While the name Zum Goldenen Fass – or At the Golden Barrel – sounds hopelessly old-fashioned, this popular Kleinbasel restaurant and bar has a reputation for excellent contemporary cooking. Main courses are limited to just a handful of options, like veal fillet stuffed with smoked trout or sea bass with salsa verde, though adventurous locals swear by the multicourse surprise menus. Dinner for two without wine: about 100 francs (€81).
11 A Lengthy Crawl

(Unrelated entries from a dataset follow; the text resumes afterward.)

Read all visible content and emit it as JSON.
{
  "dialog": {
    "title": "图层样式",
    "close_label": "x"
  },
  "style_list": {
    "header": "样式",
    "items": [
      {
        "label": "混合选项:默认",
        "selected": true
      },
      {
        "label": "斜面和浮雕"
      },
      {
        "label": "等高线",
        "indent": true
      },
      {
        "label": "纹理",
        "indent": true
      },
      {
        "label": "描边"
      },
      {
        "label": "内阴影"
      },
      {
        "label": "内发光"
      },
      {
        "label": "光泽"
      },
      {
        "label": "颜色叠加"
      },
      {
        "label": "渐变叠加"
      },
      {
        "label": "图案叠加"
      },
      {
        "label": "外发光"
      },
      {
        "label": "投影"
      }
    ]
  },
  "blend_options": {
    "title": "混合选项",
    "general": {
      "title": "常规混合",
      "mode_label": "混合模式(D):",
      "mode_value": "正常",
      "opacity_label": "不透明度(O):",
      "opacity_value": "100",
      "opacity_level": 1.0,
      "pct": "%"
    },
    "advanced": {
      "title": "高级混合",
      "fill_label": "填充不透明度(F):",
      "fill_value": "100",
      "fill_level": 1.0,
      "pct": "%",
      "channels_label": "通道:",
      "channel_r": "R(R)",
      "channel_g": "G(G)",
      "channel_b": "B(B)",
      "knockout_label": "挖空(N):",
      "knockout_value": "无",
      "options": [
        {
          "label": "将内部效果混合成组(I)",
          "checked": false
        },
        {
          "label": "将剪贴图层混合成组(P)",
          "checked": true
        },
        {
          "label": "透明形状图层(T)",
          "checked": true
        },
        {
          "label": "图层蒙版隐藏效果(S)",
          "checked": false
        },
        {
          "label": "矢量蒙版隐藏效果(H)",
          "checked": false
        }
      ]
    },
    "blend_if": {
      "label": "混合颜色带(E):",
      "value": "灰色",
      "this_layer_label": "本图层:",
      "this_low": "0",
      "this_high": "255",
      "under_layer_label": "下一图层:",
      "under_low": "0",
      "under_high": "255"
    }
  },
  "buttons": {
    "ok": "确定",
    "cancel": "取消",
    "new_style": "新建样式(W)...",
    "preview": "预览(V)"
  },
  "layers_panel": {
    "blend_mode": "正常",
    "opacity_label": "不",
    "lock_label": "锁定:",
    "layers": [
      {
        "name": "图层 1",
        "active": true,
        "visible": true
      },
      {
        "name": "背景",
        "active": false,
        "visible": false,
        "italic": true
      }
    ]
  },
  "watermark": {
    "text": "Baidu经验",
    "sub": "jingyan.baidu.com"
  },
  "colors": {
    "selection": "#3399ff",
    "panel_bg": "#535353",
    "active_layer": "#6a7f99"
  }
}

Kleinbasel has enough edgy bars for a lengthy crawl. Start out at the year-old Ladybar, a former erotic club – though the dancing poles are still in place, the current performances are by artists, writers and indie-rock bands. Half a block up, the quiet, introspective Agora draws in a conversational crowd, thanks to a no-live-music policy. Closer to the Mittlere Brücke bridge, the tiny Concierge Bar boasts just a half-dozen tables, bottles of obscure grappa and schnapps, and its own online arts magazine. Stop for a rest on the comfy couches at the hunting-themed Jägerhalle, staring at the framed paintings on the ceiling or entering one of the bar’s occasional table tennis tournaments. Finally, finish things off right where you started: the upstairs “Sääli” hall at Zum Goldenen Fass, one of Kleinbasel’s coolest places for experimental live music, bring-your-own-vinyl dance parties and theatrical performances.
12 Cultural Brunch
Much of Basel is closed on Sunday – other than churches, of course. But an artsy crowd assembles for services of another order at the intimate Zum Kuss, a former cemetery chapel rebuilt as a trendy cafe in 2011. At the edge of a shady park, Zum Kuss – also known as Totehüüsli, akin to “Little Death House” – serves a Sunday “cultural brunch” from 10am to 2pm, with Sunday newspapers and a “Hangover Breakfast” for 17 francs (€14). Don’t be put off by the Totenbeinli. Although the name means “dead legs,” it’s just a hazelnut cookie.
13 Design Infusion
What’s the source of Basel’s impressive sense of design? It might just be America, by way of Germany. Just across the border in the German suburb of Weil am Rhein, large bequests from American designers like George Nelson and Charles and Ray Eames form part of the influential Vitra Design Museum, which opened its stunning gallery space in 2011. On Sunday, buses go about once an hour from Basel’s Claraplatz to the Vitra stop. For timetables, check bvb.ch.
– New York Times Service